[[ SUPPLIED MATERIAL, beginning ]]

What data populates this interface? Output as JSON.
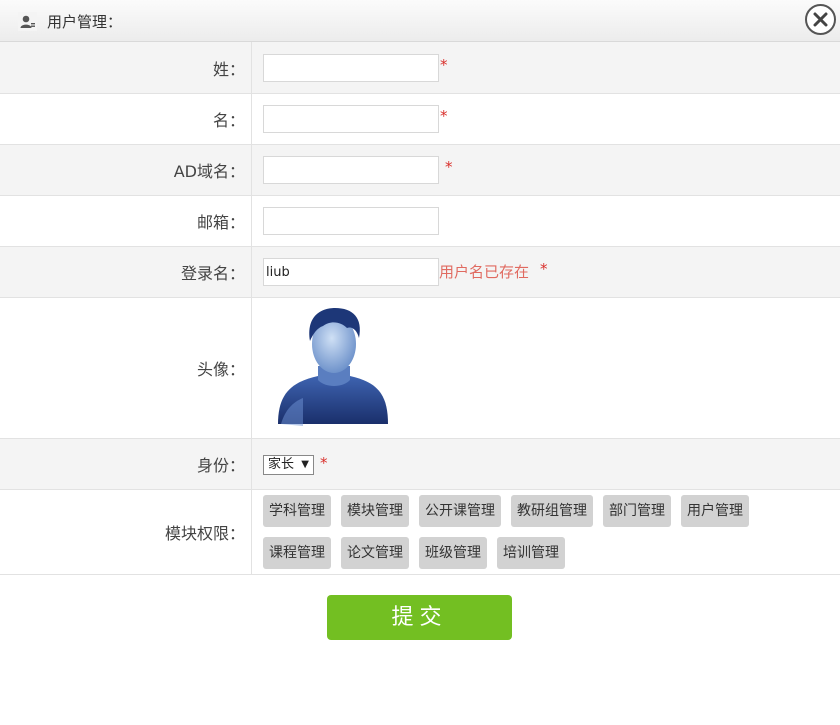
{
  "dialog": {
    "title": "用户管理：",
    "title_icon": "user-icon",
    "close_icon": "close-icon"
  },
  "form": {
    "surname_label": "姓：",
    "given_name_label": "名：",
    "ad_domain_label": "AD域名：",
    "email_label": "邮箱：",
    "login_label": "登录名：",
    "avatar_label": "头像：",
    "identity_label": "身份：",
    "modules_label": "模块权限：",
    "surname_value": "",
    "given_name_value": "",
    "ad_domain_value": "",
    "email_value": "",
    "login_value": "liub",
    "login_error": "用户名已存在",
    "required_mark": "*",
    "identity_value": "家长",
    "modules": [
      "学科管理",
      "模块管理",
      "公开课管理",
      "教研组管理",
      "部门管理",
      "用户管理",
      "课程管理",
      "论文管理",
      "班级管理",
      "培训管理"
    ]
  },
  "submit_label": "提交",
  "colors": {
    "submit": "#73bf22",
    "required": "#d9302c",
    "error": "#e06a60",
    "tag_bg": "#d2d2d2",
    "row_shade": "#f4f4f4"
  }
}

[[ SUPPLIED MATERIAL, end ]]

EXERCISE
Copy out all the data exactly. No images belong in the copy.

SOLVED PROBLEM
What data populates this interface? Output as JSON.
{
  "dialog": {
    "title": "用户管理：",
    "title_icon": "user-icon",
    "close_icon": "close-icon"
  },
  "form": {
    "surname_label": "姓：",
    "given_name_label": "名：",
    "ad_domain_label": "AD域名：",
    "email_label": "邮箱：",
    "login_label": "登录名：",
    "avatar_label": "头像：",
    "identity_label": "身份：",
    "modules_label": "模块权限：",
    "surname_value": "",
    "given_name_value": "",
    "ad_domain_value": "",
    "email_value": "",
    "login_value": "liub",
    "login_error": "用户名已存在",
    "required_mark": "*",
    "identity_value": "家长",
    "modules": [
      "学科管理",
      "模块管理",
      "公开课管理",
      "教研组管理",
      "部门管理",
      "用户管理",
      "课程管理",
      "论文管理",
      "班级管理",
      "培训管理"
    ]
  },
  "submit_label": "提交",
  "colors": {
    "submit": "#73bf22",
    "required": "#d9302c",
    "error": "#e06a60",
    "tag_bg": "#d2d2d2",
    "row_shade": "#f4f4f4"
  }
}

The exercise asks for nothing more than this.